> [ACTION ITEM]
Every line with the word "great" in it should be extracted from the data that follows.

> [AVAILABLE DATA]
_ _ _ _
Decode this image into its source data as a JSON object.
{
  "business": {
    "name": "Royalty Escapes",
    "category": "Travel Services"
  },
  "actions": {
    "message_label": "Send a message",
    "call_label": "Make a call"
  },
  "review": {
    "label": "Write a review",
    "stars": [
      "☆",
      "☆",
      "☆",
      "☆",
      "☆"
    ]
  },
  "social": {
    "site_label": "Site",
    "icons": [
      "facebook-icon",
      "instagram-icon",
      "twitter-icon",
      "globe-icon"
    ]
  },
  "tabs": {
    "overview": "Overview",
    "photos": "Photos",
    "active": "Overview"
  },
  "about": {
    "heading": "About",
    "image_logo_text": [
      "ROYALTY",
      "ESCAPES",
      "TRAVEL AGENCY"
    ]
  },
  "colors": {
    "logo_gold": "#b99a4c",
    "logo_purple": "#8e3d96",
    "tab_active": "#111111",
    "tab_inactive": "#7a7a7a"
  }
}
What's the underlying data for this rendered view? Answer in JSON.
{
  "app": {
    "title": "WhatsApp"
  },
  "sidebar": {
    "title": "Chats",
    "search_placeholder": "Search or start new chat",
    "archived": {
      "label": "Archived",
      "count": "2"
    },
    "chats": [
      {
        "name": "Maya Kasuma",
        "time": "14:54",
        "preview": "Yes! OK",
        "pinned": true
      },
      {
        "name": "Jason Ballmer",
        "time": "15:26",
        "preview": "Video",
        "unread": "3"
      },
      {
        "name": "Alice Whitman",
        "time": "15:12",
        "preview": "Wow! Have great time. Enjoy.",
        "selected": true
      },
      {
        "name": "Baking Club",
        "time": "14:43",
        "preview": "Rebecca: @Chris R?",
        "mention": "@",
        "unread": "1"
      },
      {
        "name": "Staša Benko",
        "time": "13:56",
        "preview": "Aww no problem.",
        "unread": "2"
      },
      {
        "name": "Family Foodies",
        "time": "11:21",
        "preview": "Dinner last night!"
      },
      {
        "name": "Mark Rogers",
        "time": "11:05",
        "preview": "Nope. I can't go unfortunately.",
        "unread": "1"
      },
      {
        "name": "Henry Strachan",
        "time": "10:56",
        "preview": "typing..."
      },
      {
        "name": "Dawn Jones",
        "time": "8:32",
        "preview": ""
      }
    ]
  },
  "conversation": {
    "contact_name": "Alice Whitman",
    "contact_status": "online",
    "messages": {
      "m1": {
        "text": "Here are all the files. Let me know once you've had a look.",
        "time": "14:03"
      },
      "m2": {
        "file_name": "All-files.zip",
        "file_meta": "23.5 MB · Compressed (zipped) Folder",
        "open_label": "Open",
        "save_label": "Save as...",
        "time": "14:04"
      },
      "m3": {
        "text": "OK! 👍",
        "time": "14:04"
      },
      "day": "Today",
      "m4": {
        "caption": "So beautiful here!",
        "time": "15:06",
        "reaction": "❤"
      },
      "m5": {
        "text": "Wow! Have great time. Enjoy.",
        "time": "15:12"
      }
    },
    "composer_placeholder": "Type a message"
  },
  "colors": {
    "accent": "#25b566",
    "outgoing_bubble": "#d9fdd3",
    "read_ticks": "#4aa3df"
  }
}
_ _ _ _
> [RESPONSE TO THIS TASK]
        "preview": "Wow! Have great time. Enjoy.",
        "text": "Wow! Have great time. Enjoy.",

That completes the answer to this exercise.